- It is unclear when concussive symptoms become postconcussive syndrome. A recent consensus defines persistent symptoms as lasting >10 to 14 days in adults and 4 weeks in children (2).
- Symptoms of PCS include (1)
- Poor focus
- Poor organization
- Diminished academic/intellectual performance
- Slowed response time
- Visual changes
- Light and noise sensitivity
- Dizziness and balance problems
- Fatigue and sleep disturbance
- Irritability/emotional lability
- Increased sensitivity to alcohol
- Diagnosis is based on history and clinical symptoms.
The reported range of MTBI patients who develop PCS varies between 5% and 80%.
- This is due to difficulty differentiating postconcussion symptoms from PCS.
- 80–90% of concussion victims recover from postconcussion symptoms within 7 to 10 days, slightly longer in children/adolescents (2). A diagnosis of PCS is generally made in those patients whose concussive symptoms persist beyond the usual course.
Predominant sex: female > male. Female gender is not universally considered a risk factor.
Etiology and Pathophysiology
- Controversial; exact mechanism(s) unknown
- Microscopic axonal injury from shearing forces leads to inflammation causing secondary brain injury.

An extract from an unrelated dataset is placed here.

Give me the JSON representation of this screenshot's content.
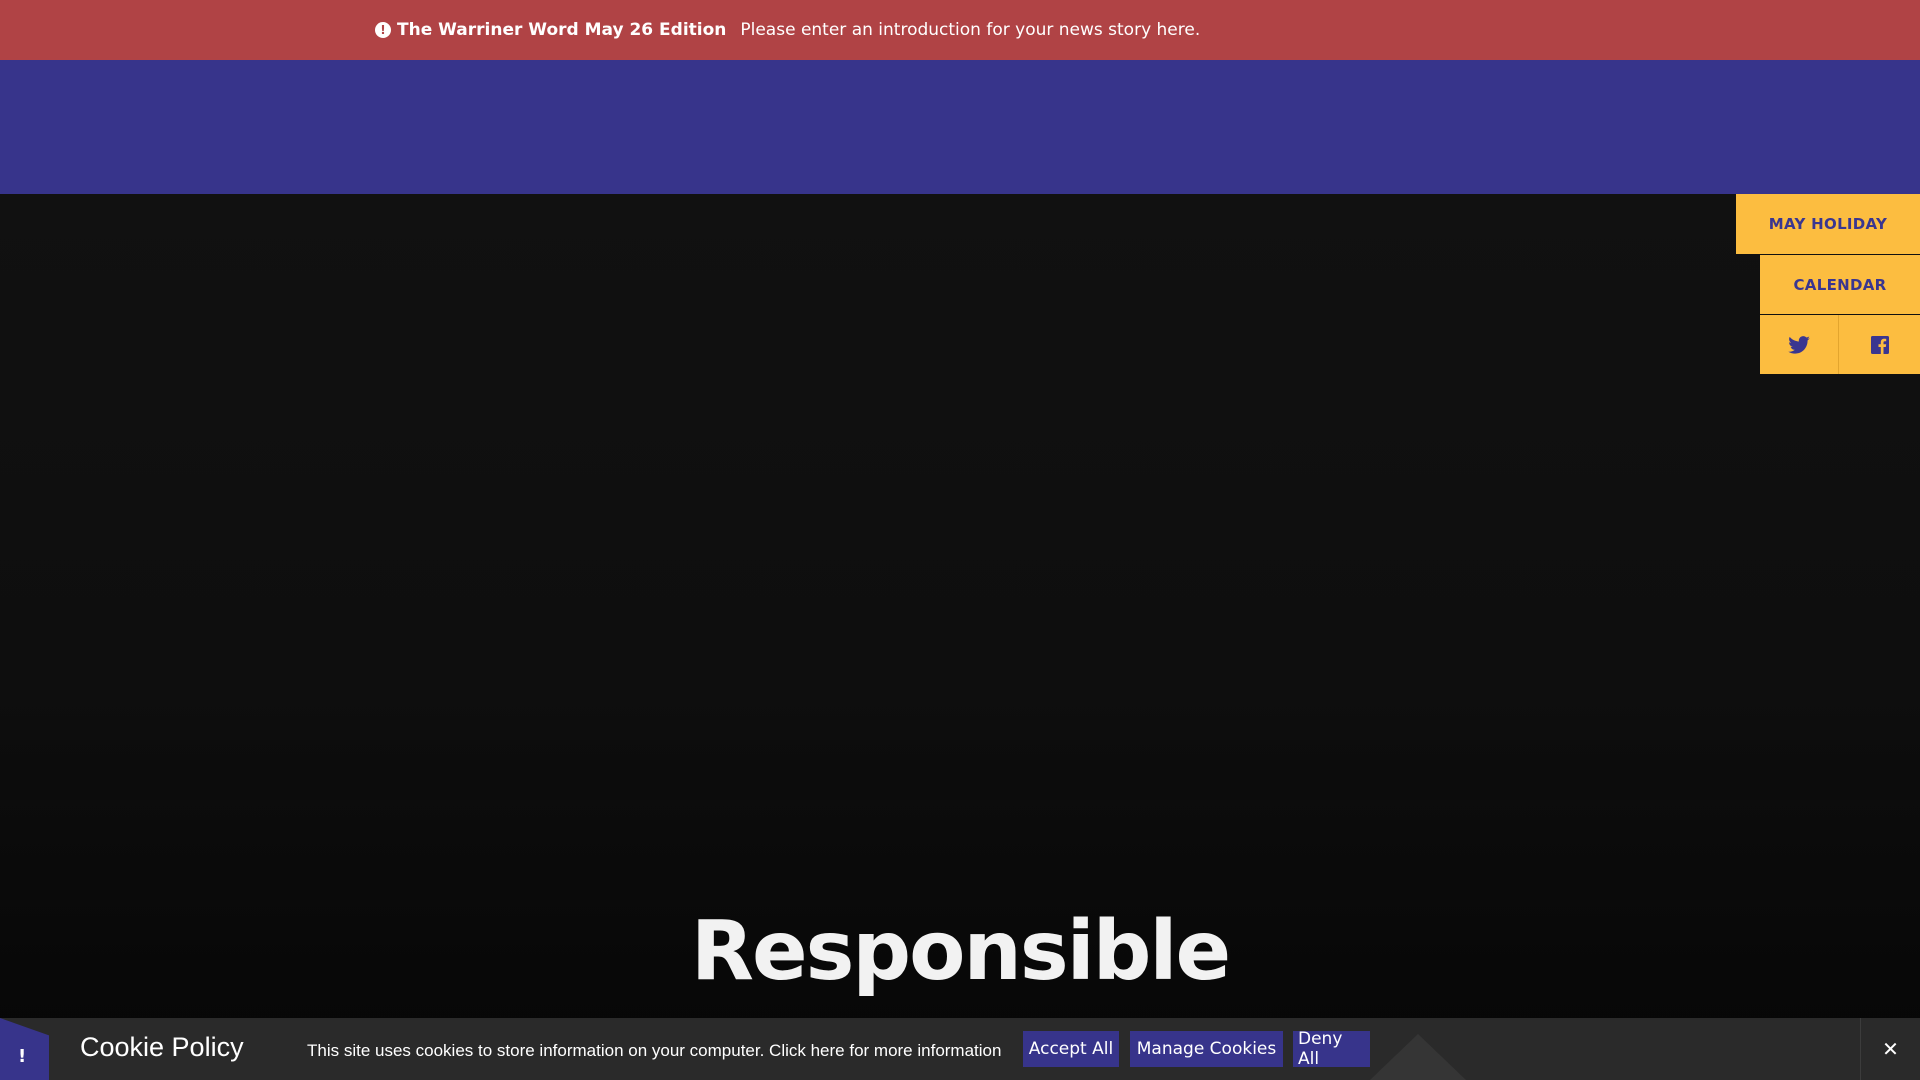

- Conflicting data on structural brain damage and correlation of imaging with physical symptoms (1,3,4)
- Because the pathophysiology of PCS is not well understood and because of symptom overlap with other psychiatric conditions, PCS remains a difficult condition to diagnose and to manage.
- Only some with MTBI develop PCS; it is unclear what causes PCS symptoms to persist (4).

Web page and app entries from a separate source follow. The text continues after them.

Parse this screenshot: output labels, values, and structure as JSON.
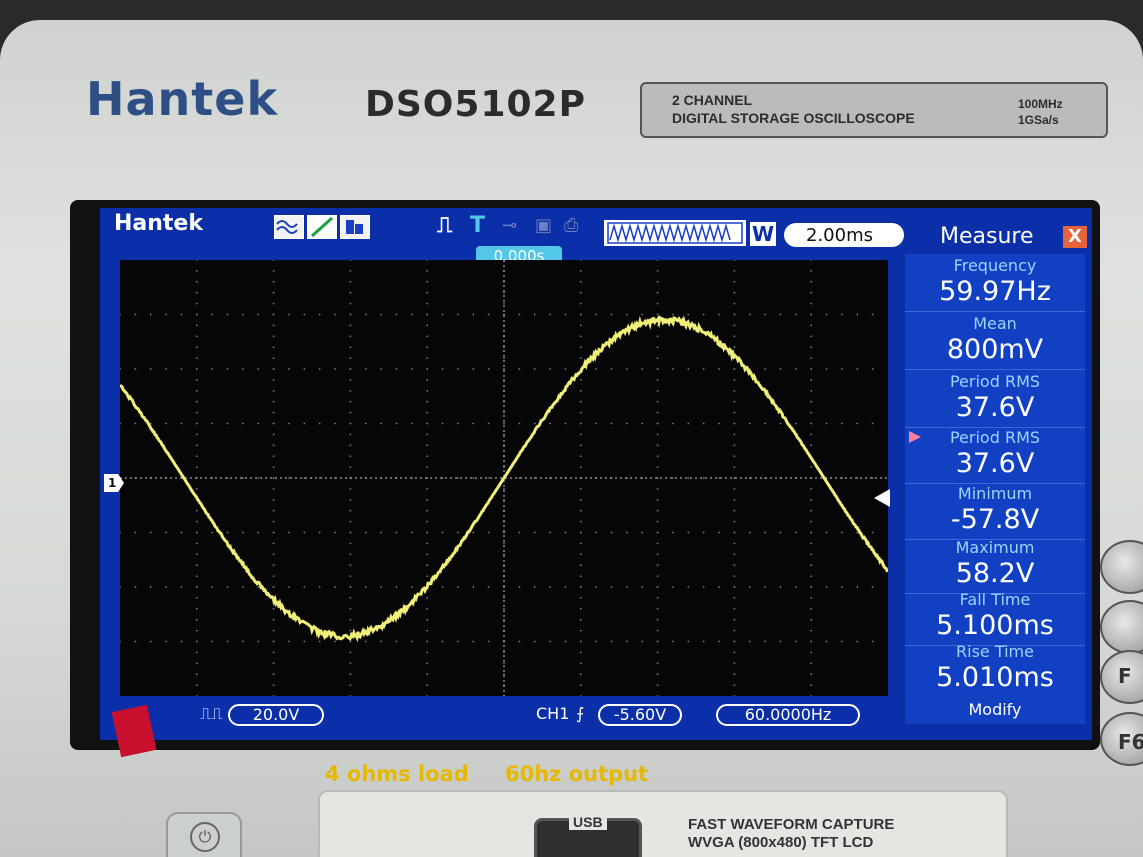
{
  "device": {
    "brand": "Hantek",
    "model": "DSO5102P",
    "spec_line1": "2 CHANNEL",
    "spec_line2": "DIGITAL STORAGE OSCILLOSCOPE",
    "spec_bandwidth": "100MHz",
    "spec_sample": "1GSa/s"
  },
  "screen": {
    "logo": "Hantek",
    "timebase": "2.00ms",
    "w_label": "W",
    "trigger_position": "0.000s",
    "channel_marker": "1"
  },
  "measure": {
    "title": "Measure",
    "close": "X",
    "items": [
      {
        "label": "Frequency",
        "value": "59.97Hz"
      },
      {
        "label": "Mean",
        "value": "800mV"
      },
      {
        "label": "Period RMS",
        "value": "37.6V"
      },
      {
        "label": "Period RMS",
        "value": "37.6V"
      },
      {
        "label": "Minimum",
        "value": "-57.8V"
      },
      {
        "label": "Maximum",
        "value": "58.2V"
      },
      {
        "label": "Fall Time",
        "value": "5.100ms"
      },
      {
        "label": "Rise Time",
        "value": "5.010ms"
      }
    ],
    "modify": "Modify"
  },
  "status_bar": {
    "coupling": "20.0V",
    "trigger_channel": "CH1",
    "trigger_level": "-5.60V",
    "counter": "60.0000Hz"
  },
  "caption": {
    "load": "4 ohms load",
    "output": "60hz output"
  },
  "lower_panel": {
    "usb": "USB",
    "feature1": "FAST WAVEFORM CAPTURE",
    "feature2": "WVGA (800x480) TFT LCD",
    "side_f": "F",
    "side_f6": "F6"
  },
  "colors": {
    "trace": "#f2ee7a",
    "lcd": "#0a2fa8",
    "brand": "#2d4f86",
    "caption": "#e6b800"
  },
  "waveform": {
    "frequency_hz": 59.97,
    "amplitude_v": 58,
    "volts_per_div": 20.0,
    "time_per_div_ms": 2.0
  }
}
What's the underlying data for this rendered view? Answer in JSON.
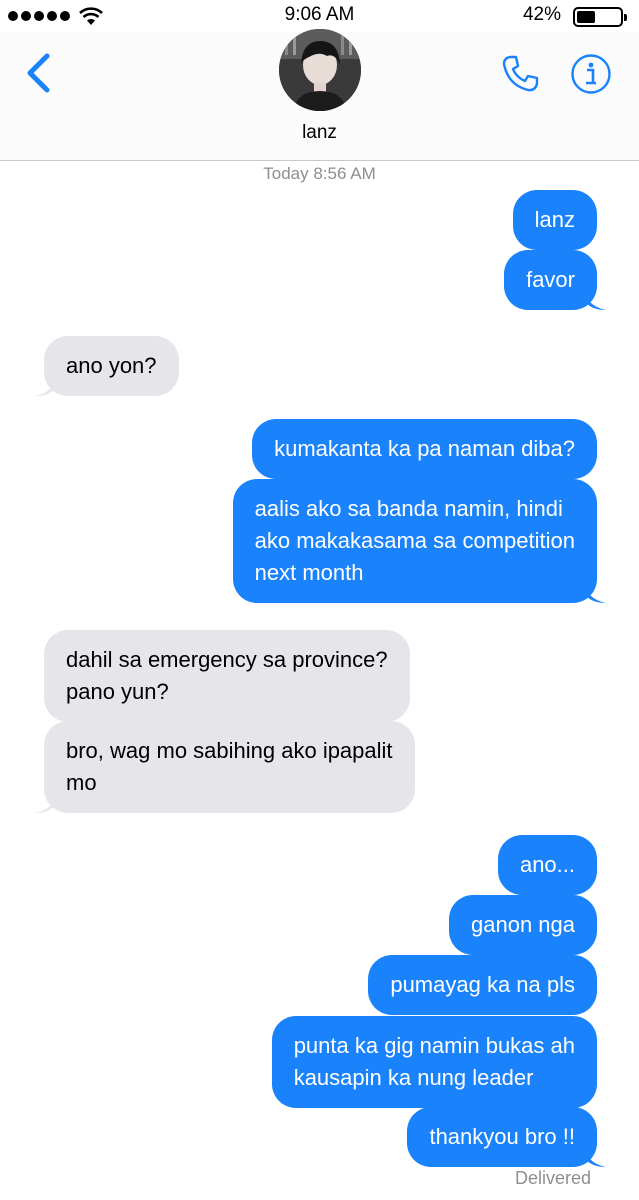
{
  "status_bar": {
    "time": "9:06 AM",
    "battery_percent": "42%",
    "battery_level": 0.42,
    "signal_bars": 5
  },
  "header": {
    "contact_name": "lanz",
    "back_icon": "chevron-left-icon",
    "call_icon": "phone-icon",
    "info_icon": "info-icon"
  },
  "thread": {
    "timestamp": "Today 8:56 AM",
    "messages": [
      {
        "from": "me",
        "text": "lanz"
      },
      {
        "from": "me",
        "text": "favor"
      },
      {
        "from": "them",
        "text": "ano yon?"
      },
      {
        "from": "me",
        "text": "kumakanta ka pa naman diba?"
      },
      {
        "from": "me",
        "lines": [
          "aalis ako sa banda namin, hindi",
          "ako makakasama sa competition",
          "next month"
        ]
      },
      {
        "from": "them",
        "lines": [
          "dahil sa emergency sa province?",
          "pano yun?"
        ]
      },
      {
        "from": "them",
        "lines": [
          "bro, wag mo sabihing ako ipapalit",
          "mo"
        ]
      },
      {
        "from": "me",
        "text": "ano..."
      },
      {
        "from": "me",
        "text": "ganon nga"
      },
      {
        "from": "me",
        "text": "pumayag ka na pls"
      },
      {
        "from": "me",
        "lines": [
          "punta ka gig namin bukas ah",
          "kausapin ka nung leader"
        ]
      },
      {
        "from": "me",
        "text": "thankyou bro !!"
      }
    ],
    "delivery_status": "Delivered"
  },
  "colors": {
    "sent_bubble": "#1a82fb",
    "received_bubble": "#e5e5ea",
    "accent": "#1a82fb",
    "meta_text": "#8e8e93"
  }
}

- Psychiatric factors are commonly associated with, and may play a role in, the development of PCS. It can be challenging to differentiate pure psychiatric dysfunction from PCS (1,4).

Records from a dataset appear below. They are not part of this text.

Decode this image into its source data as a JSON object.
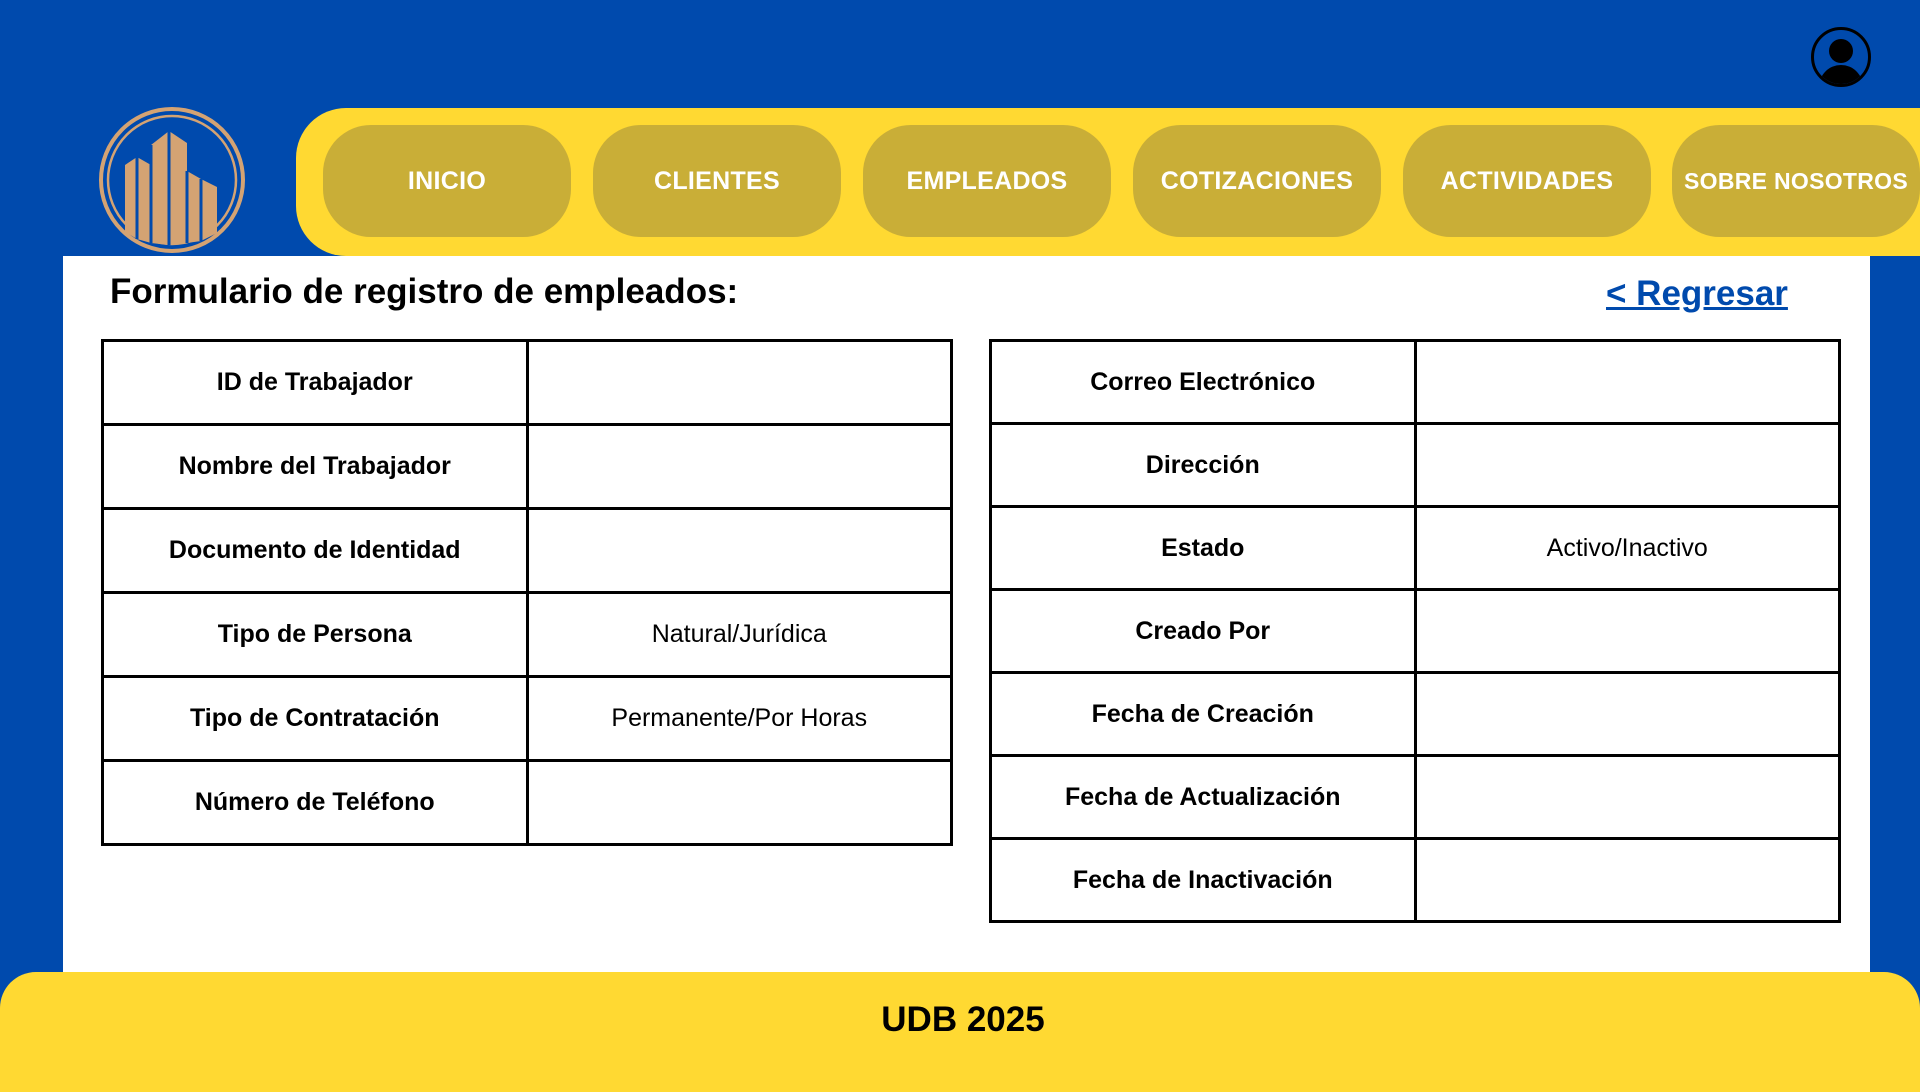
{
  "header": {
    "avatar_icon": "user-avatar-icon",
    "logo_icon": "building-logo-icon"
  },
  "nav": {
    "items": [
      {
        "label": "INICIO"
      },
      {
        "label": "CLIENTES"
      },
      {
        "label": "EMPLEADOS"
      },
      {
        "label": "COTIZACIONES"
      },
      {
        "label": "ACTIVIDADES"
      },
      {
        "label": "SOBRE NOSOTROS"
      }
    ]
  },
  "page": {
    "title": "Formulario de registro de empleados:",
    "back_link": "< Regresar"
  },
  "form_left": [
    {
      "label": "ID de Trabajador",
      "value": ""
    },
    {
      "label": "Nombre del Trabajador",
      "value": ""
    },
    {
      "label": "Documento de Identidad",
      "value": ""
    },
    {
      "label": "Tipo de Persona",
      "value": "Natural/Jurídica"
    },
    {
      "label": "Tipo de Contratación",
      "value": "Permanente/Por Horas"
    },
    {
      "label": "Número de Teléfono",
      "value": ""
    }
  ],
  "form_right": [
    {
      "label": "Correo Electrónico",
      "value": ""
    },
    {
      "label": "Dirección",
      "value": ""
    },
    {
      "label": "Estado",
      "value": "Activo/Inactivo"
    },
    {
      "label": "Creado Por",
      "value": ""
    },
    {
      "label": "Fecha de Creación",
      "value": ""
    },
    {
      "label": "Fecha de Actualización",
      "value": ""
    },
    {
      "label": "Fecha de Inactivación",
      "value": ""
    }
  ],
  "footer": {
    "text": "UDB 2025"
  },
  "colors": {
    "background": "#004aad",
    "accent_yellow": "#ffd932",
    "nav_button": "#c9ae37",
    "logo_gold": "#d4a373"
  }
}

- Neuropsychiatry evaluation help differentiate PCS from other behavioral disorders.
- Patient reported high symptom burden following MTBI is associated with increased risk of PCS (5)[B].
- Strongest predictor is severity of initial symptoms (2).
- Retrograde amnesia, migraine, self-reported cognitive decline, insomnia, noise and light sensitivity developing or worsening after MTBI (1,3)
- Preexisting psychiatric disease including depression, anxiety, personality disorder, and posttraumatic stress disorder (PTSD)
- Preexisting expectation of poor outcomes following MTBI (1,3)
- Nonsport concussion/MTBI
- Unclear if previous history of concussion(s) is a risk factor for PCS
- Low socioeconomic status
- Loss of consciousness not predictive of PCS
- Education of players, coaches, parents, and athletic trainers about concussion, PCS, and appropriate safety rules
- Head injury precautions are advised. Evidence is lacking that these decrease incidence of MTBI/PCS.
- Screening and intervention for anxiety and depression
Commonly Associated Conditions
- Personality disorders (namely, compulsive, histrionic, and narcissistic)